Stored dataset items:
* * * * * * *

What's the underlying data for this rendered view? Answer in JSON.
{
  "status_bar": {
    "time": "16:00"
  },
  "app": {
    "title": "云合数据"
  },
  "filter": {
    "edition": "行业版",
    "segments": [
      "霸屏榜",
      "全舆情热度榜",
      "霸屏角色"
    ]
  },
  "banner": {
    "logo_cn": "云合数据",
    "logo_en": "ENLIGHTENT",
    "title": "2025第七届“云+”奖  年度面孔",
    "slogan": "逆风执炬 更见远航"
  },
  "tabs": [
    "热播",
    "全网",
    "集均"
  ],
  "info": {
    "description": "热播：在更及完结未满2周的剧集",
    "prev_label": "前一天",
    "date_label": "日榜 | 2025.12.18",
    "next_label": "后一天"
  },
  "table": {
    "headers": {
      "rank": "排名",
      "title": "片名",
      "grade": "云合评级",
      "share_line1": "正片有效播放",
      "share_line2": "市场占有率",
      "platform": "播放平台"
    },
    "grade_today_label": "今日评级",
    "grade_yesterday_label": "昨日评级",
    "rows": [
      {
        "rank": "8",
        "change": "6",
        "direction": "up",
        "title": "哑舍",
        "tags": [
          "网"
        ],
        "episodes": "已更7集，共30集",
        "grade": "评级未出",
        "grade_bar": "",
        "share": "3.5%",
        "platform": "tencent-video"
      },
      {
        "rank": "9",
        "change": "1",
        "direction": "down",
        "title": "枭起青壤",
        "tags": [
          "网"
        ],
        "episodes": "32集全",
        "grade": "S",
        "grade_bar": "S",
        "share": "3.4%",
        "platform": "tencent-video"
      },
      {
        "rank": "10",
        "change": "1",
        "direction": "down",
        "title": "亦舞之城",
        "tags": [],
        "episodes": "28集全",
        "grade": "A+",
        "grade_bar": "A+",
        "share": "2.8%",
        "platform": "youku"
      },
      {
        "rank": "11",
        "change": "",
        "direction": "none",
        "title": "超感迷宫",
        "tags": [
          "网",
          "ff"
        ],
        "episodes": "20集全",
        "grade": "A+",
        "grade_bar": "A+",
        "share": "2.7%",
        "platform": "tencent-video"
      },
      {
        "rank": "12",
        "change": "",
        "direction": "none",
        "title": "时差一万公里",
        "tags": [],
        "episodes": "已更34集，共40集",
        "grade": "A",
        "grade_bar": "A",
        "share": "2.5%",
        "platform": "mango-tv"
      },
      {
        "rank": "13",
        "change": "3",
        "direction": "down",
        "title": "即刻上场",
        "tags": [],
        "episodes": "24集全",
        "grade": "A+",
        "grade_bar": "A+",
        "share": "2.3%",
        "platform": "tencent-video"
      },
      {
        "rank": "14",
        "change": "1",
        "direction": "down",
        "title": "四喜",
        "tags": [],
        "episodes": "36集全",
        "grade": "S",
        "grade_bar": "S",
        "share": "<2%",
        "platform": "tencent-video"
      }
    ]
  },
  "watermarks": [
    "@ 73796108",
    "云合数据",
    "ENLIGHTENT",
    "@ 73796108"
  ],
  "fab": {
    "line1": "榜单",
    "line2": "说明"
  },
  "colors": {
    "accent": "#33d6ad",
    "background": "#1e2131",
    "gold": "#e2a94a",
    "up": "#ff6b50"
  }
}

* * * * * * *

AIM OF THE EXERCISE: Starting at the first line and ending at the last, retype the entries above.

TASK SOLUTION:
What's the underlying data for this rendered view? Answer in JSON.
{
  "status_bar": {
    "time": "16:00"
  },
  "app": {
    "title": "云合数据"
  },
  "filter": {
    "edition": "行业版",
    "segments": [
      "霸屏榜",
      "全舆情热度榜",
      "霸屏角色"
    ]
  },
  "banner": {
    "logo_cn": "云合数据",
    "logo_en": "ENLIGHTENT",
    "title": "2025第七届“云+”奖  年度面孔",
    "slogan": "逆风执炬 更见远航"
  },
  "tabs": [
    "热播",
    "全网",
    "集均"
  ],
  "info": {
    "description": "热播：在更及完结未满2周的剧集",
    "prev_label": "前一天",
    "date_label": "日榜 | 2025.12.18",
    "next_label": "后一天"
  },
  "table": {
    "headers": {
      "rank": "排名",
      "title": "片名",
      "grade": "云合评级",
      "share_line1": "正片有效播放",
      "share_line2": "市场占有率",
      "platform": "播放平台"
    },
    "grade_today_label": "今日评级",
    "grade_yesterday_label": "昨日评级",
    "rows": [
      {
        "rank": "8",
        "change": "6",
        "direction": "up",
        "title": "哑舍",
        "tags": [
          "网"
        ],
        "episodes": "已更7集，共30集",
        "grade": "评级未出",
        "grade_bar": "",
        "share": "3.5%",
        "platform": "tencent-video"
      },
      {
        "rank": "9",
        "change": "1",
        "direction": "down",
        "title": "枭起青壤",
        "tags": [
          "网"
        ],
        "episodes": "32集全",
        "grade": "S",
        "grade_bar": "S",
        "share": "3.4%",
        "platform": "tencent-video"
      },
      {
        "rank": "10",
        "change": "1",
        "direction": "down",
        "title": "亦舞之城",
        "tags": [],
        "episodes": "28集全",
        "grade": "A+",
        "grade_bar": "A+",
        "share": "2.8%",
        "platform": "youku"
      },
      {
        "rank": "11",
        "change": "",
        "direction": "none",
        "title": "超感迷宫",
        "tags": [
          "网",
          "ff"
        ],
        "episodes": "20集全",
        "grade": "A+",
        "grade_bar": "A+",
        "share": "2.7%",
        "platform": "tencent-video"
      },
      {
        "rank": "12",
        "change": "",
        "direction": "none",
        "title": "时差一万公里",
        "tags": [],
        "episodes": "已更34集，共40集",
        "grade": "A",
        "grade_bar": "A",
        "share": "2.5%",
        "platform": "mango-tv"
      },
      {
        "rank": "13",
        "change": "3",
        "direction": "down",
        "title": "即刻上场",
        "tags": [],
        "episodes": "24集全",
        "grade": "A+",
        "grade_bar": "A+",
        "share": "2.3%",
        "platform": "tencent-video"
      },
      {
        "rank": "14",
        "change": "1",
        "direction": "down",
        "title": "四喜",
        "tags": [],
        "episodes": "36集全",
        "grade": "S",
        "grade_bar": "S",
        "share": "<2%",
        "platform": "tencent-video"
      }
    ]
  },
  "watermarks": [
    "@ 73796108",
    "云合数据",
    "ENLIGHTENT",
    "@ 73796108"
  ],
  "fab": {
    "line1": "榜单",
    "line2": "说明"
  },
  "colors": {
    "accent": "#33d6ad",
    "background": "#1e2131",
    "gold": "#e2a94a",
    "up": "#ff6b50"
  }
}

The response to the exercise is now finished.